(Data supplied)
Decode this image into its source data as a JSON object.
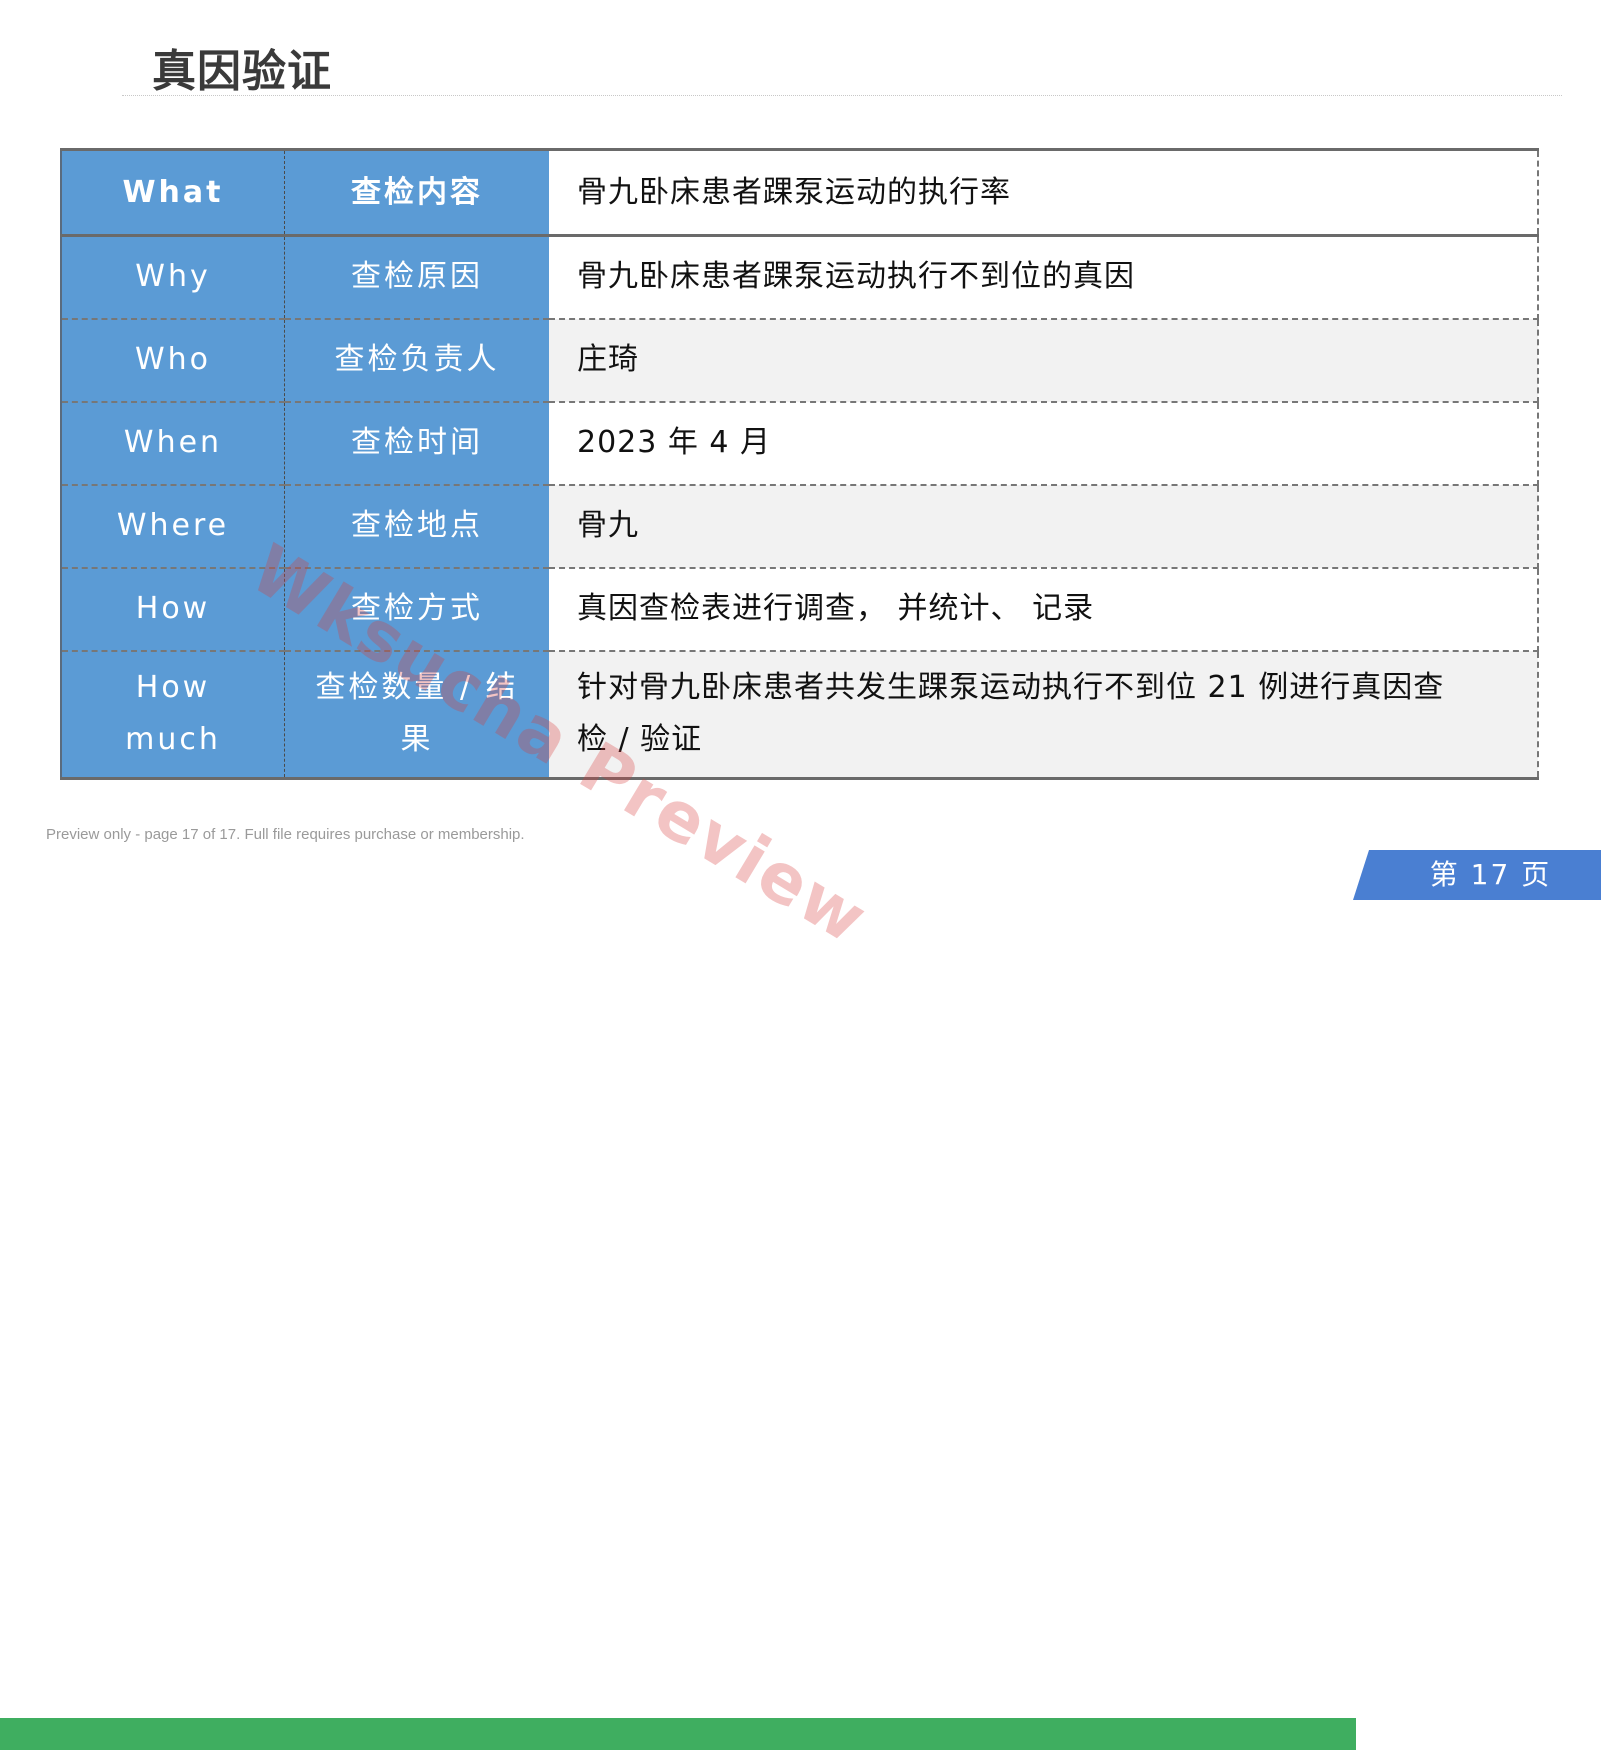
{
  "page": {
    "title": "真因验证",
    "page_label": "第 17 页",
    "notice": "Preview only - page 17 of 17. Full file requires purchase or membership."
  },
  "watermark": "Wksucha Preview",
  "table": {
    "rows": [
      {
        "key": "What",
        "category": "查检内容",
        "value": "骨九卧床患者踝泵运动的执行率"
      },
      {
        "key": "Why",
        "category": "查检原因",
        "value": "骨九卧床患者踝泵运动执行不到位的真因"
      },
      {
        "key": "Who",
        "category": "查检负责人",
        "value": "庄琦"
      },
      {
        "key": "When",
        "category": "查检时间",
        "value": "2023 年 4 月"
      },
      {
        "key": "Where",
        "category": "查检地点",
        "value": "骨九"
      },
      {
        "key": "How",
        "category": "查检方式",
        "value": "真因查检表进行调查， 并统计、 记录"
      },
      {
        "key": "How much",
        "category": "查检数量 / 结果",
        "value": "针对骨九卧床患者共发生踝泵运动执行不到位 21 例进行真因查检 / 验证"
      }
    ]
  },
  "colors": {
    "header_blue": "#5b9bd5",
    "footer_green": "#3fae60",
    "footer_blue": "#4a7fd2",
    "alt_row": "#f2f2f2"
  }
}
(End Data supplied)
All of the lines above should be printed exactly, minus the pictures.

Decode this image into its source data as a JSON object.
{
  "page": {
    "title": "真因验证",
    "page_label": "第 17 页",
    "notice": "Preview only - page 17 of 17. Full file requires purchase or membership."
  },
  "watermark": "Wksucha Preview",
  "table": {
    "rows": [
      {
        "key": "What",
        "category": "查检内容",
        "value": "骨九卧床患者踝泵运动的执行率"
      },
      {
        "key": "Why",
        "category": "查检原因",
        "value": "骨九卧床患者踝泵运动执行不到位的真因"
      },
      {
        "key": "Who",
        "category": "查检负责人",
        "value": "庄琦"
      },
      {
        "key": "When",
        "category": "查检时间",
        "value": "2023 年 4 月"
      },
      {
        "key": "Where",
        "category": "查检地点",
        "value": "骨九"
      },
      {
        "key": "How",
        "category": "查检方式",
        "value": "真因查检表进行调查， 并统计、 记录"
      },
      {
        "key": "How much",
        "category": "查检数量 / 结果",
        "value": "针对骨九卧床患者共发生踝泵运动执行不到位 21 例进行真因查检 / 验证"
      }
    ]
  },
  "colors": {
    "header_blue": "#5b9bd5",
    "footer_green": "#3fae60",
    "footer_blue": "#4a7fd2",
    "alt_row": "#f2f2f2"
  }
}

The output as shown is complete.